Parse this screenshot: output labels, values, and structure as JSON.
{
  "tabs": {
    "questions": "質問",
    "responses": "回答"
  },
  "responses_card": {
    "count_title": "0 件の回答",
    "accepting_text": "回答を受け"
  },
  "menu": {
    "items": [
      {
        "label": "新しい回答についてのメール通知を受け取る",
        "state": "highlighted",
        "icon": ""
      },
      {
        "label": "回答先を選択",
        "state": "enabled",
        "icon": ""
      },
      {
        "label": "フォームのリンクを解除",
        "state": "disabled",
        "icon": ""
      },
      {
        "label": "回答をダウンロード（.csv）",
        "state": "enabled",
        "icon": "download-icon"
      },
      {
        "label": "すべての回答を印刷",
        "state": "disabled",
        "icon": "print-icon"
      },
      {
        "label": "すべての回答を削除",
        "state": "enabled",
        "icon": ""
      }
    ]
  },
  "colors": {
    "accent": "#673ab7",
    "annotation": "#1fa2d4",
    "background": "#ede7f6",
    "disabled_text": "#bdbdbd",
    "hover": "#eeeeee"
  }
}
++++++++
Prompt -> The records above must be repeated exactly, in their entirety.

Answer to this problem ->
Parse this screenshot: output labels, values, and structure as JSON.
{
  "tabs": {
    "questions": "質問",
    "responses": "回答"
  },
  "responses_card": {
    "count_title": "0 件の回答",
    "accepting_text": "回答を受け"
  },
  "menu": {
    "items": [
      {
        "label": "新しい回答についてのメール通知を受け取る",
        "state": "highlighted",
        "icon": ""
      },
      {
        "label": "回答先を選択",
        "state": "enabled",
        "icon": ""
      },
      {
        "label": "フォームのリンクを解除",
        "state": "disabled",
        "icon": ""
      },
      {
        "label": "回答をダウンロード（.csv）",
        "state": "enabled",
        "icon": "download-icon"
      },
      {
        "label": "すべての回答を印刷",
        "state": "disabled",
        "icon": "print-icon"
      },
      {
        "label": "すべての回答を削除",
        "state": "enabled",
        "icon": ""
      }
    ]
  },
  "colors": {
    "accent": "#673ab7",
    "annotation": "#1fa2d4",
    "background": "#ede7f6",
    "disabled_text": "#bdbdbd",
    "hover": "#eeeeee"
  }
}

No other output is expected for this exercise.